**Your goal:** How many lines in the data that follows contain the word "title"? Only that number is needed.

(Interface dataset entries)
.....
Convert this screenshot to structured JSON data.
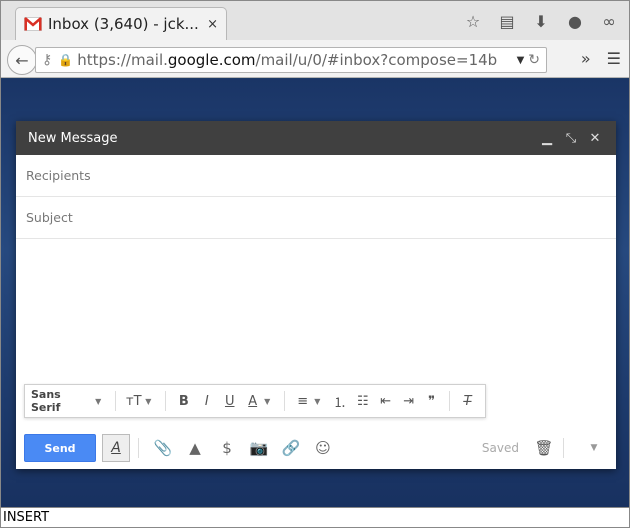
{
  "browser": {
    "tab": {
      "title": "Inbox (3,640) - jck...",
      "close": "×"
    },
    "url": {
      "prefix": "https://mail.",
      "host": "google.com",
      "suffix": "/mail/u/0/#inbox?compose=14b"
    }
  },
  "compose": {
    "title": "New Message",
    "recipients_placeholder": "Recipients",
    "subject_placeholder": "Subject",
    "font_family": "Sans Serif",
    "send_label": "Send",
    "saved_label": "Saved"
  },
  "status_bar": {
    "mode": "INSERT"
  },
  "colors": {
    "send_button": "#4a8af4",
    "compose_header": "#404040",
    "gmail_red": "#d93025"
  }
}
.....
**Result below:** 2